[Saved data entries]
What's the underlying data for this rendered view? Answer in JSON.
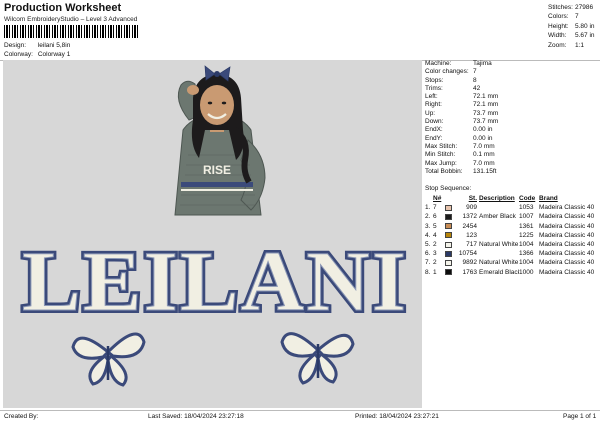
{
  "header": {
    "title": "Production Worksheet",
    "subtitle": "Wilcom EmbroideryStudio – Level 3 Advanced",
    "design_label": "Design:",
    "design_value": "leilani 5,8in",
    "colorway_label": "Colorway:",
    "colorway_value": "Colorway 1"
  },
  "stats": [
    {
      "label": "Stitches:",
      "value": "27986"
    },
    {
      "label": "Colors:",
      "value": "7"
    },
    {
      "label": "Height:",
      "value": "5.80 in"
    },
    {
      "label": "Width:",
      "value": "5.67 in"
    },
    {
      "label": "Zoom:",
      "value": "1:1"
    }
  ],
  "design": {
    "wordmark": "LEILANI",
    "shirt_text": "RISE",
    "colors": {
      "canvas": "#d7d7d7",
      "navy": "#3b4a7a",
      "cream": "#f1efe3",
      "sweater": "#6c7770",
      "skin": "#c99a72",
      "hair": "#1d1b1c"
    }
  },
  "machine": [
    {
      "label": "Machine:",
      "value": "Tajima"
    },
    {
      "label": "Color changes:",
      "value": "7"
    },
    {
      "label": "Stops:",
      "value": "8"
    },
    {
      "label": "Trims:",
      "value": "42"
    },
    {
      "label": "Left:",
      "value": "72.1 mm"
    },
    {
      "label": "Right:",
      "value": "72.1 mm"
    },
    {
      "label": "Up:",
      "value": "73.7 mm"
    },
    {
      "label": "Down:",
      "value": "73.7 mm"
    },
    {
      "label": "EndX:",
      "value": "0.00 in"
    },
    {
      "label": "EndY:",
      "value": "0.00 in"
    },
    {
      "label": "Max Stitch:",
      "value": "7.0 mm"
    },
    {
      "label": "Min Stitch:",
      "value": "0.1 mm"
    },
    {
      "label": "Max Jump:",
      "value": "7.0 mm"
    },
    {
      "label": "Total Bobbin:",
      "value": "131.15ft"
    }
  ],
  "stop_sequence": {
    "heading": "Stop Sequence:",
    "columns": {
      "n": "N#",
      "st": "St.",
      "desc": "Description",
      "code": "Code",
      "brand": "Brand"
    },
    "rows": [
      {
        "idx": "1.",
        "n": "7",
        "color": "#e8c4ad",
        "st": "909",
        "desc": "",
        "code": "1053",
        "brand": "Madeira Classic 40"
      },
      {
        "idx": "2.",
        "n": "6",
        "color": "#1c1c1c",
        "st": "1372",
        "desc": "Amber Black",
        "code": "1007",
        "brand": "Madeira Classic 40"
      },
      {
        "idx": "3.",
        "n": "5",
        "color": "#c98d56",
        "st": "2454",
        "desc": "",
        "code": "1361",
        "brand": "Madeira Classic 40"
      },
      {
        "idx": "4.",
        "n": "4",
        "color": "#b8860b",
        "st": "123",
        "desc": "",
        "code": "1225",
        "brand": "Madeira Classic 40"
      },
      {
        "idx": "5.",
        "n": "2",
        "color": "#f4f3ea",
        "st": "717",
        "desc": "Natural White",
        "code": "1004",
        "brand": "Madeira Classic 40"
      },
      {
        "idx": "6.",
        "n": "3",
        "color": "#2b3a67",
        "st": "10754",
        "desc": "",
        "code": "1366",
        "brand": "Madeira Classic 40"
      },
      {
        "idx": "7.",
        "n": "2",
        "color": "#f4f3ea",
        "st": "9892",
        "desc": "Natural White",
        "code": "1004",
        "brand": "Madeira Classic 40"
      },
      {
        "idx": "8.",
        "n": "1",
        "color": "#0d0d0d",
        "st": "1763",
        "desc": "Emerald Black",
        "code": "1000",
        "brand": "Madeira Classic 40"
      }
    ]
  },
  "footer": {
    "created_by": "Created By:",
    "last_saved": "Last Saved: 18/04/2024 23:27:18",
    "printed": "Printed: 18/04/2024 23:27:21",
    "page": "Page 1 of 1"
  }
}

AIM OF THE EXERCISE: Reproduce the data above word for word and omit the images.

ANSWER SECTION:
What's the underlying data for this rendered view? Answer in JSON.
{
  "header": {
    "title": "Production Worksheet",
    "subtitle": "Wilcom EmbroideryStudio – Level 3 Advanced",
    "design_label": "Design:",
    "design_value": "leilani 5,8in",
    "colorway_label": "Colorway:",
    "colorway_value": "Colorway 1"
  },
  "stats": [
    {
      "label": "Stitches:",
      "value": "27986"
    },
    {
      "label": "Colors:",
      "value": "7"
    },
    {
      "label": "Height:",
      "value": "5.80 in"
    },
    {
      "label": "Width:",
      "value": "5.67 in"
    },
    {
      "label": "Zoom:",
      "value": "1:1"
    }
  ],
  "design": {
    "wordmark": "LEILANI",
    "shirt_text": "RISE",
    "colors": {
      "canvas": "#d7d7d7",
      "navy": "#3b4a7a",
      "cream": "#f1efe3",
      "sweater": "#6c7770",
      "skin": "#c99a72",
      "hair": "#1d1b1c"
    }
  },
  "machine": [
    {
      "label": "Machine:",
      "value": "Tajima"
    },
    {
      "label": "Color changes:",
      "value": "7"
    },
    {
      "label": "Stops:",
      "value": "8"
    },
    {
      "label": "Trims:",
      "value": "42"
    },
    {
      "label": "Left:",
      "value": "72.1 mm"
    },
    {
      "label": "Right:",
      "value": "72.1 mm"
    },
    {
      "label": "Up:",
      "value": "73.7 mm"
    },
    {
      "label": "Down:",
      "value": "73.7 mm"
    },
    {
      "label": "EndX:",
      "value": "0.00 in"
    },
    {
      "label": "EndY:",
      "value": "0.00 in"
    },
    {
      "label": "Max Stitch:",
      "value": "7.0 mm"
    },
    {
      "label": "Min Stitch:",
      "value": "0.1 mm"
    },
    {
      "label": "Max Jump:",
      "value": "7.0 mm"
    },
    {
      "label": "Total Bobbin:",
      "value": "131.15ft"
    }
  ],
  "stop_sequence": {
    "heading": "Stop Sequence:",
    "columns": {
      "n": "N#",
      "st": "St.",
      "desc": "Description",
      "code": "Code",
      "brand": "Brand"
    },
    "rows": [
      {
        "idx": "1.",
        "n": "7",
        "color": "#e8c4ad",
        "st": "909",
        "desc": "",
        "code": "1053",
        "brand": "Madeira Classic 40"
      },
      {
        "idx": "2.",
        "n": "6",
        "color": "#1c1c1c",
        "st": "1372",
        "desc": "Amber Black",
        "code": "1007",
        "brand": "Madeira Classic 40"
      },
      {
        "idx": "3.",
        "n": "5",
        "color": "#c98d56",
        "st": "2454",
        "desc": "",
        "code": "1361",
        "brand": "Madeira Classic 40"
      },
      {
        "idx": "4.",
        "n": "4",
        "color": "#b8860b",
        "st": "123",
        "desc": "",
        "code": "1225",
        "brand": "Madeira Classic 40"
      },
      {
        "idx": "5.",
        "n": "2",
        "color": "#f4f3ea",
        "st": "717",
        "desc": "Natural White",
        "code": "1004",
        "brand": "Madeira Classic 40"
      },
      {
        "idx": "6.",
        "n": "3",
        "color": "#2b3a67",
        "st": "10754",
        "desc": "",
        "code": "1366",
        "brand": "Madeira Classic 40"
      },
      {
        "idx": "7.",
        "n": "2",
        "color": "#f4f3ea",
        "st": "9892",
        "desc": "Natural White",
        "code": "1004",
        "brand": "Madeira Classic 40"
      },
      {
        "idx": "8.",
        "n": "1",
        "color": "#0d0d0d",
        "st": "1763",
        "desc": "Emerald Black",
        "code": "1000",
        "brand": "Madeira Classic 40"
      }
    ]
  },
  "footer": {
    "created_by": "Created By:",
    "last_saved": "Last Saved: 18/04/2024 23:27:18",
    "printed": "Printed: 18/04/2024 23:27:21",
    "page": "Page 1 of 1"
  }
}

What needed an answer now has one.